-- Supplied records --
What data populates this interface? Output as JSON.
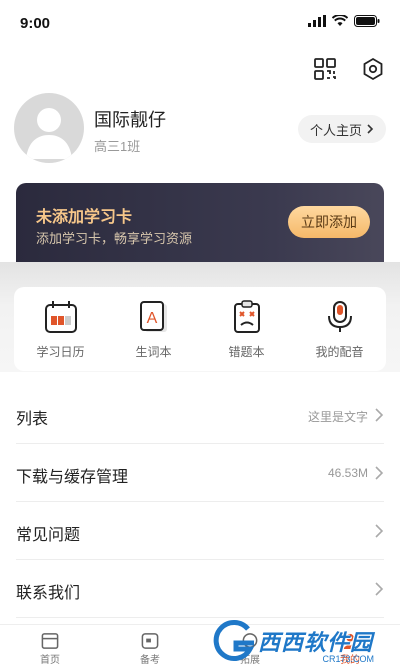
{
  "status": {
    "time": "9:00"
  },
  "profile": {
    "name": "国际靓仔",
    "class": "高三1班",
    "home_label": "个人主页"
  },
  "card": {
    "title": "未添加学习卡",
    "subtitle": "添加学习卡，畅享学习资源",
    "button": "立即添加"
  },
  "tools": [
    {
      "label": "学习日历",
      "icon": "calendar-icon"
    },
    {
      "label": "生词本",
      "icon": "word-book-icon"
    },
    {
      "label": "错题本",
      "icon": "wrong-answer-book-icon"
    },
    {
      "label": "我的配音",
      "icon": "microphone-icon"
    }
  ],
  "list": [
    {
      "label": "列表",
      "value": "这里是文字"
    },
    {
      "label": "下载与缓存管理",
      "value": "46.53M"
    },
    {
      "label": "常见问题",
      "value": ""
    },
    {
      "label": "联系我们",
      "value": ""
    }
  ],
  "tabs": [
    {
      "label": "首页",
      "icon": "home-icon"
    },
    {
      "label": "备考",
      "icon": "exam-prep-icon"
    },
    {
      "label": "拓展",
      "icon": "expand-icon"
    },
    {
      "label": "我的",
      "icon": "profile-icon",
      "active": true
    }
  ],
  "watermark": {
    "text": "西西软件园",
    "sub": "CR173.COM"
  },
  "colors": {
    "accent": "#e0552a",
    "card_bg": "#2b2a3d",
    "card_button": "#f5b869"
  }
}
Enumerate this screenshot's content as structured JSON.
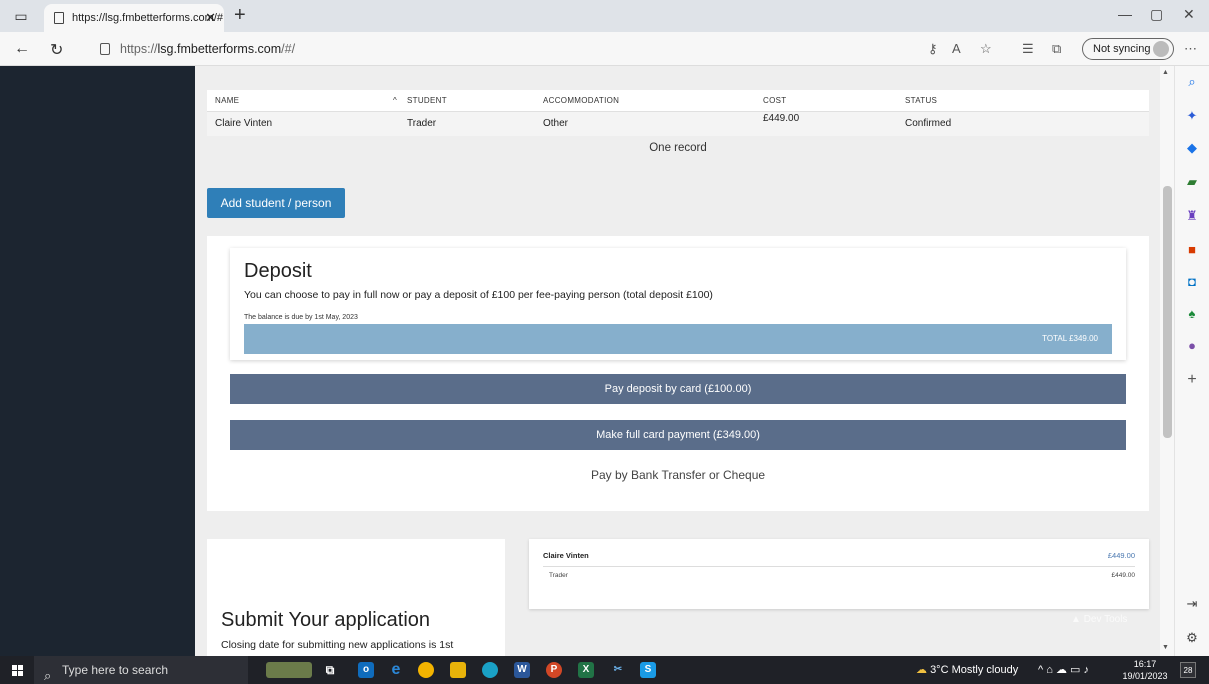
{
  "browser": {
    "tab_title": "https://lsg.fmbetterforms.com/#",
    "url_prefix": "https://",
    "url_host": "lsg.fmbetterforms.com",
    "url_path": "/#/",
    "sync_label": "Not syncing"
  },
  "table": {
    "headers": [
      "NAME",
      "STUDENT",
      "ACCOMMODATION",
      "COST",
      "STATUS"
    ],
    "rows": [
      [
        "Claire Vinten",
        "Trader",
        "Other",
        "£449.00",
        "Confirmed"
      ]
    ],
    "record_count": "One record"
  },
  "add_button": "Add student / person",
  "deposit": {
    "title": "Deposit",
    "description": "You can choose to pay in full now or pay a deposit of £100 per fee-paying person (total deposit £100)",
    "due": "The balance is due by 1st May, 2023",
    "total": "TOTAL £349.00",
    "pay_deposit": "Pay deposit by card (£100.00)",
    "pay_full": "Make full card payment (£349.00)",
    "bank": "Pay by Bank Transfer or Cheque"
  },
  "submit": {
    "title": "Submit Your application",
    "note": "Closing date for submitting new applications is 1st"
  },
  "summary": {
    "name": "Claire Vinten",
    "total": "£449.00",
    "type": "Trader",
    "cost": "£449.00"
  },
  "devtools": "Dev Tools",
  "taskbar": {
    "search_placeholder": "Type here to search",
    "weather": "3°C  Mostly cloudy",
    "time": "16:17",
    "date": "19/01/2023",
    "notifications": "28"
  },
  "colors": {
    "add_button": "#2f7fb8",
    "pay_button": "#5a6d8a",
    "total_bar": "#86afcc",
    "left_band": "#1c2530"
  }
}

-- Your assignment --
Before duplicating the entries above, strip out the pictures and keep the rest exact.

-- Answer --
What data populates this interface? Output as JSON.
{
  "status": {
    "time": "9:00"
  },
  "profile": {
    "name": "国际靓仔",
    "class": "高三1班",
    "home_label": "个人主页"
  },
  "card": {
    "title": "未添加学习卡",
    "subtitle": "添加学习卡，畅享学习资源",
    "button": "立即添加"
  },
  "tools": [
    {
      "label": "学习日历",
      "icon": "calendar-icon"
    },
    {
      "label": "生词本",
      "icon": "word-book-icon"
    },
    {
      "label": "错题本",
      "icon": "wrong-answer-book-icon"
    },
    {
      "label": "我的配音",
      "icon": "microphone-icon"
    }
  ],
  "list": [
    {
      "label": "列表",
      "value": "这里是文字"
    },
    {
      "label": "下载与缓存管理",
      "value": "46.53M"
    },
    {
      "label": "常见问题",
      "value": ""
    },
    {
      "label": "联系我们",
      "value": ""
    }
  ],
  "tabs": [
    {
      "label": "首页",
      "icon": "home-icon"
    },
    {
      "label": "备考",
      "icon": "exam-prep-icon"
    },
    {
      "label": "拓展",
      "icon": "expand-icon"
    },
    {
      "label": "我的",
      "icon": "profile-icon",
      "active": true
    }
  ],
  "watermark": {
    "text": "西西软件园",
    "sub": "CR173.COM"
  },
  "colors": {
    "accent": "#e0552a",
    "card_bg": "#2b2a3d",
    "card_button": "#f5b869"
  }
}
Enumerate this screenshot's content as structured JSON.
{
  "browser": {
    "tab_title": "https://lsg.fmbetterforms.com/#",
    "url_prefix": "https://",
    "url_host": "lsg.fmbetterforms.com",
    "url_path": "/#/",
    "sync_label": "Not syncing"
  },
  "table": {
    "headers": [
      "NAME",
      "STUDENT",
      "ACCOMMODATION",
      "COST",
      "STATUS"
    ],
    "rows": [
      [
        "Claire Vinten",
        "Trader",
        "Other",
        "£449.00",
        "Confirmed"
      ]
    ],
    "record_count": "One record"
  },
  "add_button": "Add student / person",
  "deposit": {
    "title": "Deposit",
    "description": "You can choose to pay in full now or pay a deposit of £100 per fee-paying person (total deposit £100)",
    "due": "The balance is due by 1st May, 2023",
    "total": "TOTAL £349.00",
    "pay_deposit": "Pay deposit by card (£100.00)",
    "pay_full": "Make full card payment (£349.00)",
    "bank": "Pay by Bank Transfer or Cheque"
  },
  "submit": {
    "title": "Submit Your application",
    "note": "Closing date for submitting new applications is 1st"
  },
  "summary": {
    "name": "Claire Vinten",
    "total": "£449.00",
    "type": "Trader",
    "cost": "£449.00"
  },
  "devtools": "Dev Tools",
  "taskbar": {
    "search_placeholder": "Type here to search",
    "weather": "3°C  Mostly cloudy",
    "time": "16:17",
    "date": "19/01/2023",
    "notifications": "28"
  },
  "colors": {
    "add_button": "#2f7fb8",
    "pay_button": "#5a6d8a",
    "total_bar": "#86afcc",
    "left_band": "#1c2530"
  }
}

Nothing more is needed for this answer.